Except for the pictures, write out all the records that follow exactly.
*** Data for this exercise Section Begins ***
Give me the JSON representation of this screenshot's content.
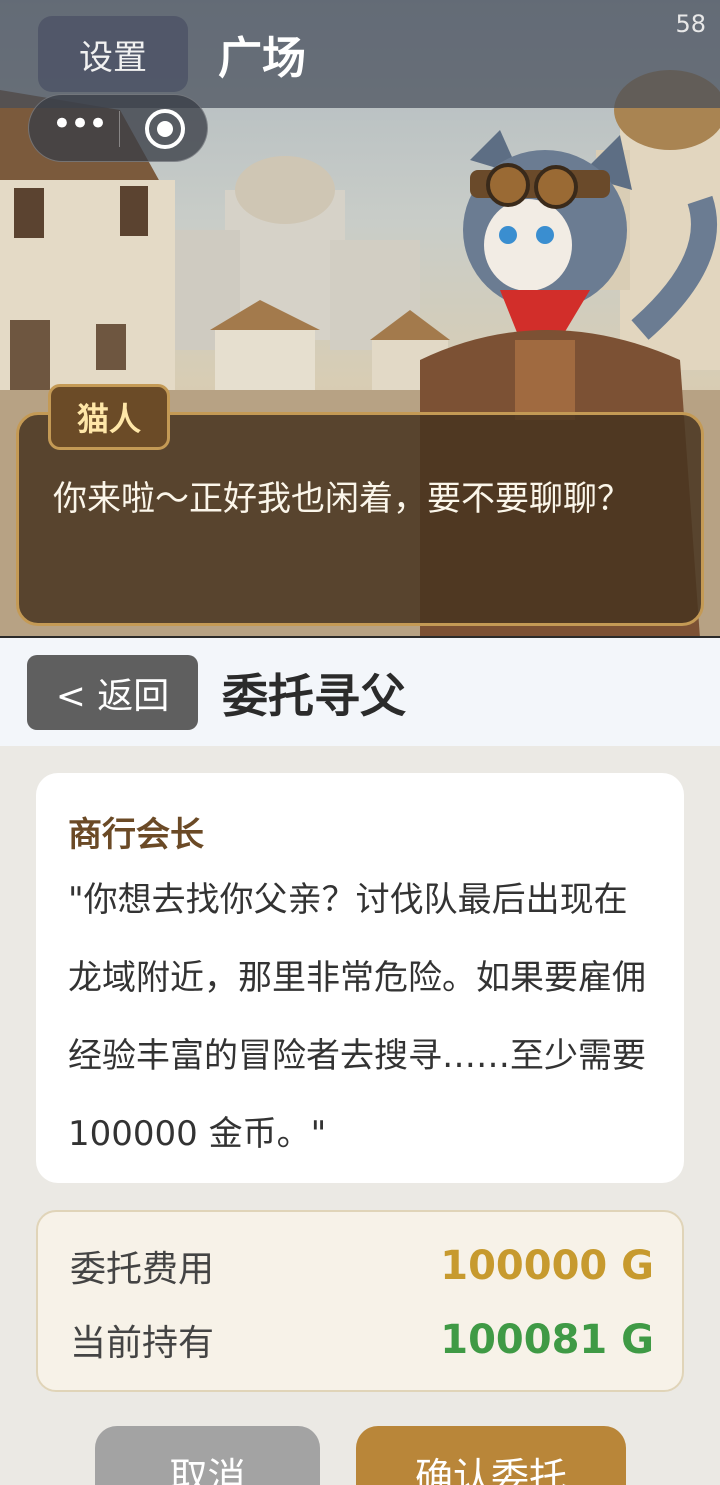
{
  "hud": {
    "fps": "58",
    "settings_label": "设置",
    "scene_title": "广场"
  },
  "capsule": {
    "more_label": "•••"
  },
  "dialog": {
    "speaker": "猫人",
    "line": "你来啦～正好我也闲着，要不要聊聊？"
  },
  "panel": {
    "back_label": "< 返回",
    "title": "委托寻父",
    "quote_speaker": "商行会长",
    "quote_text": "\"你想去找你父亲？讨伐队最后出现在龙域附近，那里非常危险。如果要雇佣经验丰富的冒险者去搜寻……至少需要 100000 金币。\"",
    "cost_label": "委托费用",
    "cost_value": "100000 G",
    "held_label": "当前持有",
    "held_value": "100081 G",
    "cancel_label": "取消",
    "confirm_label": "确认委托"
  },
  "colors": {
    "cost_value": "#c79a2e",
    "held_value": "#3f9a45",
    "confirm_button": "#b98639",
    "cancel_button": "#a3a3a3"
  }
}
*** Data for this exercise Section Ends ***
# Result of the exercise
Give me the JSON representation of this screenshot's content.
{
  "hud": {
    "fps": "58",
    "settings_label": "设置",
    "scene_title": "广场"
  },
  "capsule": {
    "more_label": "•••"
  },
  "dialog": {
    "speaker": "猫人",
    "line": "你来啦～正好我也闲着，要不要聊聊？"
  },
  "panel": {
    "back_label": "< 返回",
    "title": "委托寻父",
    "quote_speaker": "商行会长",
    "quote_text": "\"你想去找你父亲？讨伐队最后出现在龙域附近，那里非常危险。如果要雇佣经验丰富的冒险者去搜寻……至少需要 100000 金币。\"",
    "cost_label": "委托费用",
    "cost_value": "100000 G",
    "held_label": "当前持有",
    "held_value": "100081 G",
    "cancel_label": "取消",
    "confirm_label": "确认委托"
  },
  "colors": {
    "cost_value": "#c79a2e",
    "held_value": "#3f9a45",
    "confirm_button": "#b98639",
    "cancel_button": "#a3a3a3"
  }
}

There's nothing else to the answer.